(App and web page records)
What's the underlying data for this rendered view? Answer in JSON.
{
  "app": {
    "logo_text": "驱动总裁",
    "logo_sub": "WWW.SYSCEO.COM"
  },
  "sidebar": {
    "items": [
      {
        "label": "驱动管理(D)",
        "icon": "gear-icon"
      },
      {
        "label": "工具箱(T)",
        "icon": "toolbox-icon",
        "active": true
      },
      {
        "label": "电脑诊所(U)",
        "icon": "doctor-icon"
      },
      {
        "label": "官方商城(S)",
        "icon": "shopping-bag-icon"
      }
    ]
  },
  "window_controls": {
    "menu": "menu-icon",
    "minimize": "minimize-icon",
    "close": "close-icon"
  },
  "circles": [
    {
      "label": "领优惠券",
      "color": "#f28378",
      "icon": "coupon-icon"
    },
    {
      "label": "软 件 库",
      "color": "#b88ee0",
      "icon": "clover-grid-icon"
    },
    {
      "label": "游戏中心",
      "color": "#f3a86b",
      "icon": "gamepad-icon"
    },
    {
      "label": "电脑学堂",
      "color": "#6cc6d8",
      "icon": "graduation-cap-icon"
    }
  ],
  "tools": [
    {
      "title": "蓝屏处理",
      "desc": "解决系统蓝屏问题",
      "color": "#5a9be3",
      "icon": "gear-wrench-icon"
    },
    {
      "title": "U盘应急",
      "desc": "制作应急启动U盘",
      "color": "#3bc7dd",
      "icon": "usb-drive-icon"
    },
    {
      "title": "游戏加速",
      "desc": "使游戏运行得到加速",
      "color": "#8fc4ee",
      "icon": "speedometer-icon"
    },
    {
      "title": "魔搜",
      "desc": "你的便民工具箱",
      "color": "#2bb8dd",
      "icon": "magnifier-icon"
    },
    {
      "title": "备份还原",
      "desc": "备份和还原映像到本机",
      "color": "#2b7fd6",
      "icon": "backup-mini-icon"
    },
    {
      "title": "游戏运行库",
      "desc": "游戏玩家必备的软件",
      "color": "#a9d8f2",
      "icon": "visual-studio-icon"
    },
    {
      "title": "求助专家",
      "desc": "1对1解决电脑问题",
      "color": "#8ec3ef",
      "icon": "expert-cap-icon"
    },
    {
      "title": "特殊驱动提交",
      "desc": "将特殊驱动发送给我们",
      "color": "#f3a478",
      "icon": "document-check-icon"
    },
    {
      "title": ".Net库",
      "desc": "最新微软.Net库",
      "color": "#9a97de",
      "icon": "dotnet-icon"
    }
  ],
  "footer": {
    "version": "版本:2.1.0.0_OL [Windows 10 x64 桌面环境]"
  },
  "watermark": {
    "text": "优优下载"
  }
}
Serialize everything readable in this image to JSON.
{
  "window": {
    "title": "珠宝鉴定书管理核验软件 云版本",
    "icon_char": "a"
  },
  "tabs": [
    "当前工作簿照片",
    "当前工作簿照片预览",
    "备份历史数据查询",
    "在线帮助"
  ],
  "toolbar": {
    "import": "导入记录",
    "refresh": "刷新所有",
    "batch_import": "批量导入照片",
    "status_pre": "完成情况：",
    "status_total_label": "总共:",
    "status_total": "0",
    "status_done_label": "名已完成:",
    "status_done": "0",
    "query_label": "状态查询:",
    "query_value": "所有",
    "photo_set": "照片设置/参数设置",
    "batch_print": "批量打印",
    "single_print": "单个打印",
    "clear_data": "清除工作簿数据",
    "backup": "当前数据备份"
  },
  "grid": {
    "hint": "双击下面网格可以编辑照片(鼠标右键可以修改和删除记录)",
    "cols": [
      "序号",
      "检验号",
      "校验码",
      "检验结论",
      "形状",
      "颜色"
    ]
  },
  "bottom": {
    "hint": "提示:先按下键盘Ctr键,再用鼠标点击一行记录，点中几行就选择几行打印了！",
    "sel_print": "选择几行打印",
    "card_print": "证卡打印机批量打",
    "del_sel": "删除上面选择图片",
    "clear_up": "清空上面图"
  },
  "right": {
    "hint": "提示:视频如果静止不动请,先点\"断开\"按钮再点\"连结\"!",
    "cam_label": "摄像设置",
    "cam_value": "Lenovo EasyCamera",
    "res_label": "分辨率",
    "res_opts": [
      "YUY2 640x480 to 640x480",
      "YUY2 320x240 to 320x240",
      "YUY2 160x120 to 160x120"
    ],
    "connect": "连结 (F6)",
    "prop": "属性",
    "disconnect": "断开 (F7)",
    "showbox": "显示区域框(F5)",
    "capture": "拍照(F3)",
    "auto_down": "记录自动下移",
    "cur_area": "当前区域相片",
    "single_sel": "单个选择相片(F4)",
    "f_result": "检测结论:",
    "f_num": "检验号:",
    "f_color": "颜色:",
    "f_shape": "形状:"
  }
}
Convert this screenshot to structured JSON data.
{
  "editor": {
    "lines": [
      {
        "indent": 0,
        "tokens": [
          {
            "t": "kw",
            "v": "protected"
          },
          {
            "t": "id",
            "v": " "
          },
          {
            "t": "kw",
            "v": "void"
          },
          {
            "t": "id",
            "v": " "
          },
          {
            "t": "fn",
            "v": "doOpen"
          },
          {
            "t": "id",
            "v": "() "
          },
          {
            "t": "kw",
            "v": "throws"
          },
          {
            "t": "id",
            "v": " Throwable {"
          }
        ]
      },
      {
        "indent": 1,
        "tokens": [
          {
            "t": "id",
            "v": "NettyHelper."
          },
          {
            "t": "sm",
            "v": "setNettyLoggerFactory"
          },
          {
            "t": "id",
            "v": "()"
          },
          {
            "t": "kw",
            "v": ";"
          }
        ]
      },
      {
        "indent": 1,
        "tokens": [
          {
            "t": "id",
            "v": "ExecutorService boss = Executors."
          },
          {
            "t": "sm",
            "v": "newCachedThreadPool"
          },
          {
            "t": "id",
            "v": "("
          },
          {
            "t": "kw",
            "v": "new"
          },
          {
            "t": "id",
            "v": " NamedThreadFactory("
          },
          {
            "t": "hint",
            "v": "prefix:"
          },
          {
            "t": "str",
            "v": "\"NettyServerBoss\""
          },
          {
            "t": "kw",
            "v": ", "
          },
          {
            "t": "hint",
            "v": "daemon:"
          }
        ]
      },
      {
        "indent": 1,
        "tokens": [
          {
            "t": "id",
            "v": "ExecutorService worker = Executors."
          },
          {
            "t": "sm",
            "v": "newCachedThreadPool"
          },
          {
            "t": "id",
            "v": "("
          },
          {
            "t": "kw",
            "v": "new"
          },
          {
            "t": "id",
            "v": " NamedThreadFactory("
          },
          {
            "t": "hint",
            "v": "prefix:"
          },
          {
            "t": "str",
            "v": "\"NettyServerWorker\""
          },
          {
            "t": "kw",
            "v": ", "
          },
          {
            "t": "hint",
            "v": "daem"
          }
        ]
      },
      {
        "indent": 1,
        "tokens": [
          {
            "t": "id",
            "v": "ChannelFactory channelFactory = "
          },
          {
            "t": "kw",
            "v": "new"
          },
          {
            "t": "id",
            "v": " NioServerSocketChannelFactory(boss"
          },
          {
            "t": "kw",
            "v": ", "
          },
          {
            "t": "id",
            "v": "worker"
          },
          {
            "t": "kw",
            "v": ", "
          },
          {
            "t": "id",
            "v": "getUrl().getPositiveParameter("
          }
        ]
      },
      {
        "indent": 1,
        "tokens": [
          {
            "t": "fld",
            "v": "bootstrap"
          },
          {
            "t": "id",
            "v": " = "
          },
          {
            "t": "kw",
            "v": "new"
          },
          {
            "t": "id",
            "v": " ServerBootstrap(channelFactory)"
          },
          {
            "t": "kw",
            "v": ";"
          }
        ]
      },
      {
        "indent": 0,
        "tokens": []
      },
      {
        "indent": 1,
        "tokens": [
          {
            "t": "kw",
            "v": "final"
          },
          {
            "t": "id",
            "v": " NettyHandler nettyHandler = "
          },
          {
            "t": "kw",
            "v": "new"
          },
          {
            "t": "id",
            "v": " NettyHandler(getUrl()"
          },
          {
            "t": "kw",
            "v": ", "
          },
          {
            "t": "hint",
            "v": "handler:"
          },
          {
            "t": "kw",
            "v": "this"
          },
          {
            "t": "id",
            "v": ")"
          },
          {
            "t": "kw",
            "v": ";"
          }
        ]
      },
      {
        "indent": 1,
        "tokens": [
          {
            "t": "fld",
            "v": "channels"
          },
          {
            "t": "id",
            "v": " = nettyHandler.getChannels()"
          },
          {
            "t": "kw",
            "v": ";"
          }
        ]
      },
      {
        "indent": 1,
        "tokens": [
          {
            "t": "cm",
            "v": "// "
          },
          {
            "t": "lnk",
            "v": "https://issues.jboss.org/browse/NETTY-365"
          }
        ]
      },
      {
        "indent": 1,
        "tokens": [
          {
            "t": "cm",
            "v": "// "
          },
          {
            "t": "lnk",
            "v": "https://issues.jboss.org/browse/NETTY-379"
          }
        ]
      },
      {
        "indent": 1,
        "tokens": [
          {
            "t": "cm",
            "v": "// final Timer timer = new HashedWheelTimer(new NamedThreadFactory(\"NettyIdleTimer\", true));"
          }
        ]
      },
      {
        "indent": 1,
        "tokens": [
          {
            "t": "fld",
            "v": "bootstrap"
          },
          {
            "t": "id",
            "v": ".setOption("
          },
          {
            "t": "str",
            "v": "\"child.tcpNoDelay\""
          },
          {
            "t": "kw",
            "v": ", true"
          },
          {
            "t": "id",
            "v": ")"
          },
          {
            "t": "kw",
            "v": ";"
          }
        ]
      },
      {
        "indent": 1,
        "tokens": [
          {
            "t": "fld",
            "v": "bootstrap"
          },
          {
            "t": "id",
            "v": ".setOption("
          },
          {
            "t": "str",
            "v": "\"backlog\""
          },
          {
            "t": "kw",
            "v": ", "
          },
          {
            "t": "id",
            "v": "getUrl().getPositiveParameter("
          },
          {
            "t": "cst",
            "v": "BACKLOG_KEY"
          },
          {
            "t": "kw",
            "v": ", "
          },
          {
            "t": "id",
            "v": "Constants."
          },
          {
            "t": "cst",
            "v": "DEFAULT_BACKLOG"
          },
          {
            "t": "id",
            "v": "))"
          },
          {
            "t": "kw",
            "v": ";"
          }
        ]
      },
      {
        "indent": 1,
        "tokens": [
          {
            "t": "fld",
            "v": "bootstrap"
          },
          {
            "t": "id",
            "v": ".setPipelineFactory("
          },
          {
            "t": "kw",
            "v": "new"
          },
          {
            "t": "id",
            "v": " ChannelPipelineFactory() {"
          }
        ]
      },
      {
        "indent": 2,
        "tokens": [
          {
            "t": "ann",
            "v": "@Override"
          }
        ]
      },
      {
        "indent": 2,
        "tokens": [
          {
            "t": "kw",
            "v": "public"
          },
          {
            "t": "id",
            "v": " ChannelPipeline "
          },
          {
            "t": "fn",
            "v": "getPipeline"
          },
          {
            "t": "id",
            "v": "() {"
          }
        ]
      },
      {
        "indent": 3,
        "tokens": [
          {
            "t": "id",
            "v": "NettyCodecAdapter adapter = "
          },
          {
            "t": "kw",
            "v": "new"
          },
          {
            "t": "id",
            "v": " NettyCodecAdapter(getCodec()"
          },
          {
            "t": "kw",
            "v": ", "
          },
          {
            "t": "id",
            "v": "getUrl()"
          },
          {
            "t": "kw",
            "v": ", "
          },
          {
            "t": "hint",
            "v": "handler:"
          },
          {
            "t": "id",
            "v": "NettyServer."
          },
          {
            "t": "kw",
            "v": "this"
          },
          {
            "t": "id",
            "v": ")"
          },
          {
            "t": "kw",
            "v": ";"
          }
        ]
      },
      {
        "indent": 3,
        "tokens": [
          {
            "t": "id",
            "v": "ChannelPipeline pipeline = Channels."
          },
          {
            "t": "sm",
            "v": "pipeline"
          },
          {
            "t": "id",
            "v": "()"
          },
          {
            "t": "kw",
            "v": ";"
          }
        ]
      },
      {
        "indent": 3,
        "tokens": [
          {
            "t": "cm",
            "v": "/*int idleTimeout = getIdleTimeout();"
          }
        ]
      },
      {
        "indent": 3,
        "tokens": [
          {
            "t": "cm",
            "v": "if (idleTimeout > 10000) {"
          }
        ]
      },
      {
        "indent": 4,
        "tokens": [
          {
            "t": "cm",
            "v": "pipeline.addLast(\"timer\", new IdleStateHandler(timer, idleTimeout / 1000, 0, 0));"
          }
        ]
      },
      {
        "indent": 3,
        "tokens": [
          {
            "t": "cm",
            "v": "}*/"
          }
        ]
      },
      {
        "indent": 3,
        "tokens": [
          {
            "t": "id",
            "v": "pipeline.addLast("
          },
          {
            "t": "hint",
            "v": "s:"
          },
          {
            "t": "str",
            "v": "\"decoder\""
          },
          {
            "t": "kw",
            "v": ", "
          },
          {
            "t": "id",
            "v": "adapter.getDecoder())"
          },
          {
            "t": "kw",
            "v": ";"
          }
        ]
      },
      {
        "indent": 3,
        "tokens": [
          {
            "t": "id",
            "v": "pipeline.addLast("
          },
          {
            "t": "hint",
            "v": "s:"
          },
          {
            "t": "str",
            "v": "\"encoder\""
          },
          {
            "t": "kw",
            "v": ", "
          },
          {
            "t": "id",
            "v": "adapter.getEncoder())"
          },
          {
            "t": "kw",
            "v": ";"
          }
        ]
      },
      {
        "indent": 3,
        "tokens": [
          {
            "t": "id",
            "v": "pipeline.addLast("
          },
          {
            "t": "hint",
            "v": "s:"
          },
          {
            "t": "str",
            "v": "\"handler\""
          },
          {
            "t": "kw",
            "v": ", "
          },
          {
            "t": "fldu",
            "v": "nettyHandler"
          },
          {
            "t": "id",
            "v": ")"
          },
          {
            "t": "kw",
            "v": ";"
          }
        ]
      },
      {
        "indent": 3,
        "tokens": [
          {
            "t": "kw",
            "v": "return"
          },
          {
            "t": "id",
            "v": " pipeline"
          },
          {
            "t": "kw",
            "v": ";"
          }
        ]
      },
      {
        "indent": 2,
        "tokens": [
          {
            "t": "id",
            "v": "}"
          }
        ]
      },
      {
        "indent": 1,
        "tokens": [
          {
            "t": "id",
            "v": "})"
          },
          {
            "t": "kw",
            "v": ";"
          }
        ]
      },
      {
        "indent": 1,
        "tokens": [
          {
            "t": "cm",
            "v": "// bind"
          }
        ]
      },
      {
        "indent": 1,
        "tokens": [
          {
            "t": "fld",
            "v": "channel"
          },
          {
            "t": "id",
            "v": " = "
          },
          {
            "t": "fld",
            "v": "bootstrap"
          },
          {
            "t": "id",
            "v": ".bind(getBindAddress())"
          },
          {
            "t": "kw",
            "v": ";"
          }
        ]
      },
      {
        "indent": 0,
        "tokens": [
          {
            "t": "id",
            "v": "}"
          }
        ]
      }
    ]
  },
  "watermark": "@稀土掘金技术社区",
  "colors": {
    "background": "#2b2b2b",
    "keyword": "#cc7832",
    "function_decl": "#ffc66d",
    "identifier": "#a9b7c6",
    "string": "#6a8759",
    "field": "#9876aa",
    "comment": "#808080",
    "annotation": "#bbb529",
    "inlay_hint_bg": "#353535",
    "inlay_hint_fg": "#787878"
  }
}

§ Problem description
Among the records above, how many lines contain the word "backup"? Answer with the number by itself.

§ Finished exercise
2